• _REQUIREMENT_:
Only the lines of the data holding the string "margin" need to be returned.

Start of EXCERPTED RECORDS

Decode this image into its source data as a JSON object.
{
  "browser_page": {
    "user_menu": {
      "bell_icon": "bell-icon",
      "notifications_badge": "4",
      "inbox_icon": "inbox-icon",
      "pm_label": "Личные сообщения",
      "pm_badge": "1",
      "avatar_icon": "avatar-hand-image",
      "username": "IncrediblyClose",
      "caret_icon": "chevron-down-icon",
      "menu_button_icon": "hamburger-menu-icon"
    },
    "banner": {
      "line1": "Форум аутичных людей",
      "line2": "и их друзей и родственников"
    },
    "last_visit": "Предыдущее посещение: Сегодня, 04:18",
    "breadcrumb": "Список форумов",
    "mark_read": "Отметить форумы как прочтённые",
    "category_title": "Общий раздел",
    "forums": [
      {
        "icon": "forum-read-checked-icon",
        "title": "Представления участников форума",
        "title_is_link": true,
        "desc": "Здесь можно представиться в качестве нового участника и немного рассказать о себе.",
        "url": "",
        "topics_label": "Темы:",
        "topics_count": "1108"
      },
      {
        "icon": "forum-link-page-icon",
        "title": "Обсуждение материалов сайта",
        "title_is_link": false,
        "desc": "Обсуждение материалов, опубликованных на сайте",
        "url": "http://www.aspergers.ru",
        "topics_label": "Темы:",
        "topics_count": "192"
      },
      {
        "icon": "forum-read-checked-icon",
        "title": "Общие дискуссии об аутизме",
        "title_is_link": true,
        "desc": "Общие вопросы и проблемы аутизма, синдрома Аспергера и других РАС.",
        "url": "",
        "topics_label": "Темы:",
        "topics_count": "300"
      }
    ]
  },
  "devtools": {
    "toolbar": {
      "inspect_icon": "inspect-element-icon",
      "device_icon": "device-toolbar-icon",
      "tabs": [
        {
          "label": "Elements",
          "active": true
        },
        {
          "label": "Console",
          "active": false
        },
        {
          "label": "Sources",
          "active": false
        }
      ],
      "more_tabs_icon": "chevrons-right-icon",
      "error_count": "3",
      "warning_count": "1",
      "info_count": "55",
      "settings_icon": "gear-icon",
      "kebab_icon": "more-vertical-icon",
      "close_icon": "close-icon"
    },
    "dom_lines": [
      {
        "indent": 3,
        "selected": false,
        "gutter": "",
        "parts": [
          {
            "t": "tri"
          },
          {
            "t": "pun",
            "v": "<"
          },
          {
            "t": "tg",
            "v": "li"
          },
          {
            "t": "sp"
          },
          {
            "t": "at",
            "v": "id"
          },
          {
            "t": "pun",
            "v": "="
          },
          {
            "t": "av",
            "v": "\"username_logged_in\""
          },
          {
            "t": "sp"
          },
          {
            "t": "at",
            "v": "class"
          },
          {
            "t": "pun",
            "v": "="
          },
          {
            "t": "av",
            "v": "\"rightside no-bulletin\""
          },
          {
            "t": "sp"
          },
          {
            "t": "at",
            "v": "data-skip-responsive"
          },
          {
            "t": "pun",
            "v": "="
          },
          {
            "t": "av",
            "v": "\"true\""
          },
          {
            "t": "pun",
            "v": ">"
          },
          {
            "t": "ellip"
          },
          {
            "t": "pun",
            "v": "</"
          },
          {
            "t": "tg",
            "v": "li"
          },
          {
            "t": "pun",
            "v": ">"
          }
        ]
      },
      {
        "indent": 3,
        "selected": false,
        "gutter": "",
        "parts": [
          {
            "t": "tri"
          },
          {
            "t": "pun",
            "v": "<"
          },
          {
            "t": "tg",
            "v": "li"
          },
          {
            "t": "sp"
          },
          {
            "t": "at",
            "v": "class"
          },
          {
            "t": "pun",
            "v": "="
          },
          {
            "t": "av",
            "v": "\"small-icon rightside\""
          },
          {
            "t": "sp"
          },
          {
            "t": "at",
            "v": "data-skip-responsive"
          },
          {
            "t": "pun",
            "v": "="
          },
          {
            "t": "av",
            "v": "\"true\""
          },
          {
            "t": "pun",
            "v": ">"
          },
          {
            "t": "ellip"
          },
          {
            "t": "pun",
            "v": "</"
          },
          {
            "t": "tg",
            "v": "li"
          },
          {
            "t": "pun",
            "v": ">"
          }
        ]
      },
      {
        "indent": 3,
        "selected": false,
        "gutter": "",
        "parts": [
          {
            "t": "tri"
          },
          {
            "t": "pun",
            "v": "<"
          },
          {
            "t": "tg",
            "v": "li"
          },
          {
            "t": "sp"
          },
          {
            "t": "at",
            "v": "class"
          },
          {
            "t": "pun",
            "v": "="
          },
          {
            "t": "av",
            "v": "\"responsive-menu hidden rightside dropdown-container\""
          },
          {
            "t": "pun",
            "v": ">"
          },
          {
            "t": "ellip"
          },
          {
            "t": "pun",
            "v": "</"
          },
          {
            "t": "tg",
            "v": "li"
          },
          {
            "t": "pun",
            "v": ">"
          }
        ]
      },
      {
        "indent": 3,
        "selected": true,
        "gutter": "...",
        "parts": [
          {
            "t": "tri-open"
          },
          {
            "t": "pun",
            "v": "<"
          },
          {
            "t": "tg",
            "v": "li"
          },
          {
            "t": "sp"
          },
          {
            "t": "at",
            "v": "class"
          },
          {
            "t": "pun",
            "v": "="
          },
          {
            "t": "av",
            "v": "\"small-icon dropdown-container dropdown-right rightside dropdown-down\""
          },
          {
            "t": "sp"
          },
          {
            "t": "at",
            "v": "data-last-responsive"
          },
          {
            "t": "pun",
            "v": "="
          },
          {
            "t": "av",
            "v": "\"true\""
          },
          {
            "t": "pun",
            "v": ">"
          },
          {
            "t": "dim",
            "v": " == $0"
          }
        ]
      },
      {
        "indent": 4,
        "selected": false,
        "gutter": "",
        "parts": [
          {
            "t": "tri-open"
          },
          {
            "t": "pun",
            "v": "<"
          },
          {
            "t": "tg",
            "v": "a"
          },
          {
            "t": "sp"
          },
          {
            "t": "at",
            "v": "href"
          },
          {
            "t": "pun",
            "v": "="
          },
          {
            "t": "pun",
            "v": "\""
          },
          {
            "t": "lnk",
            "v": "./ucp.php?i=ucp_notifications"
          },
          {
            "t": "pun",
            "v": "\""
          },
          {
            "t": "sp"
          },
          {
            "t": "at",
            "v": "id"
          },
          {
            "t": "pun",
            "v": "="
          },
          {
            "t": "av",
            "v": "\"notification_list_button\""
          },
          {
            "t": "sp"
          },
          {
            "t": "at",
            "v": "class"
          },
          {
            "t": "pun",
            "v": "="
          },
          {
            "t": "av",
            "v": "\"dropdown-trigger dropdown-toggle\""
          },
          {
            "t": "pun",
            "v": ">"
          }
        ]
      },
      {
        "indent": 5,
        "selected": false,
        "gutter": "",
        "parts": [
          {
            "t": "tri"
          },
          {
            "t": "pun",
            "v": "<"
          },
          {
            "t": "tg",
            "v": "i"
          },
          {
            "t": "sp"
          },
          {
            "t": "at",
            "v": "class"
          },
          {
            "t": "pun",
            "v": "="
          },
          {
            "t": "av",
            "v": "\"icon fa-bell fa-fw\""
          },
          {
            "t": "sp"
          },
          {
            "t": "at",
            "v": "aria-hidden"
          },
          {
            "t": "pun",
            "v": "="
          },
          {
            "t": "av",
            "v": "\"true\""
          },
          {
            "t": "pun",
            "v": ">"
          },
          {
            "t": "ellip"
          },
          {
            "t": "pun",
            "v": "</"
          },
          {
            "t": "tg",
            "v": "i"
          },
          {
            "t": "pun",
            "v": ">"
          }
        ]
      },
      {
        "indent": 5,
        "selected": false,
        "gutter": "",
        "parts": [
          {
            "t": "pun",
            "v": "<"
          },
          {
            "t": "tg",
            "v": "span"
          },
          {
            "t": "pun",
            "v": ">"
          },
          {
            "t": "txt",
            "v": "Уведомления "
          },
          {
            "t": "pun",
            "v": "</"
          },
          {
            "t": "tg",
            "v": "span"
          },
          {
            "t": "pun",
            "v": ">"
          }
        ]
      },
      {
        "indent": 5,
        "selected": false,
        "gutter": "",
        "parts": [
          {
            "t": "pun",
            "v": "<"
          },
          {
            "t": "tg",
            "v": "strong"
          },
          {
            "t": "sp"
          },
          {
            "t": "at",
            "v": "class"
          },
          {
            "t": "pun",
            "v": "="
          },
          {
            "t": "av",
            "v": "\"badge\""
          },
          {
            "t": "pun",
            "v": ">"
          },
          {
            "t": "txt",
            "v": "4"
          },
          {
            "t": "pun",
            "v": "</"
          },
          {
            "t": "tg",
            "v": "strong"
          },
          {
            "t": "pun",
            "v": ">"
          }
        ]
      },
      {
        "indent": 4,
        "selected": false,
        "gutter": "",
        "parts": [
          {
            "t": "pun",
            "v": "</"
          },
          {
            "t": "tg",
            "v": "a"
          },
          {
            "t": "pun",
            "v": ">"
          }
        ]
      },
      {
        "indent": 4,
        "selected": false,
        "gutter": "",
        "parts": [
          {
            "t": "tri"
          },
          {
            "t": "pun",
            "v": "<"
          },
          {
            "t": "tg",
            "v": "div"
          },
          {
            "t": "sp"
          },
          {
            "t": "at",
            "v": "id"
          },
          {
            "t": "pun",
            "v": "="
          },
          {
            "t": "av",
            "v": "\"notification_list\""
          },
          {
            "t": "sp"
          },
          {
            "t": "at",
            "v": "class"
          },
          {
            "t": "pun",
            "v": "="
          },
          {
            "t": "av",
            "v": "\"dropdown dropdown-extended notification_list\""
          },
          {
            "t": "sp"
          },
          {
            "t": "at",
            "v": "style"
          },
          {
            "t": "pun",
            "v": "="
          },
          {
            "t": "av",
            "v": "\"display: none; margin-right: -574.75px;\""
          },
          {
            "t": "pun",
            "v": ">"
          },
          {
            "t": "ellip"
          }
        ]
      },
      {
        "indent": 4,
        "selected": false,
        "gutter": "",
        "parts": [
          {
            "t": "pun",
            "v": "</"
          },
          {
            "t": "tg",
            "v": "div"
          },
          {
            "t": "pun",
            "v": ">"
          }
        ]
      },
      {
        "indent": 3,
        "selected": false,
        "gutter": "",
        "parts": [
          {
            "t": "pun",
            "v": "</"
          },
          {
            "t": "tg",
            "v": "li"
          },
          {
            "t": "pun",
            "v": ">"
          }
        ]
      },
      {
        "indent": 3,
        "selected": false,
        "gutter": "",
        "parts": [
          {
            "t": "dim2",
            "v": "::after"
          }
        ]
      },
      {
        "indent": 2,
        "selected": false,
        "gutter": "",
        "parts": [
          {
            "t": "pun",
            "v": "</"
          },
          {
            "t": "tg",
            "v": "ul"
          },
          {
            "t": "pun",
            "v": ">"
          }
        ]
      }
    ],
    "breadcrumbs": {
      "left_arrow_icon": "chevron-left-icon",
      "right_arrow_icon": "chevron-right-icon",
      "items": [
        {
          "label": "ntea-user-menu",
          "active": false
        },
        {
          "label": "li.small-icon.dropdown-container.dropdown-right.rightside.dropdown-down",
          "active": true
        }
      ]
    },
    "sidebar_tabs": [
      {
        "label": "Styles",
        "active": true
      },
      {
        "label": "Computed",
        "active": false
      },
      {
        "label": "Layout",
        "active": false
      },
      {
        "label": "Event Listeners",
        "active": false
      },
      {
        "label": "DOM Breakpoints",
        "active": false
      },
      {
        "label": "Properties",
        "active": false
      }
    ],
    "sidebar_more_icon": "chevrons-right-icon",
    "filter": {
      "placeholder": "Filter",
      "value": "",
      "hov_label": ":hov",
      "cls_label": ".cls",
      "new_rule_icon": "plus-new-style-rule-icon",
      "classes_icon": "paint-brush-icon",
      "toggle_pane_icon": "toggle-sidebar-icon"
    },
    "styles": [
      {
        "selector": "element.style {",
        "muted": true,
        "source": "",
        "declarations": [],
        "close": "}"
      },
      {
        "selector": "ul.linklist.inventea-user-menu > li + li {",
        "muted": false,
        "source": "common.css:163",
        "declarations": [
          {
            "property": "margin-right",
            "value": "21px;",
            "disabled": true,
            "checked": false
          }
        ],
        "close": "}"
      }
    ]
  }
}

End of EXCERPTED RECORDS

• _ANSWER SECTION_:
            "v": "\"display: none; margin-right: -574.75px;\""
            "property": "margin-right",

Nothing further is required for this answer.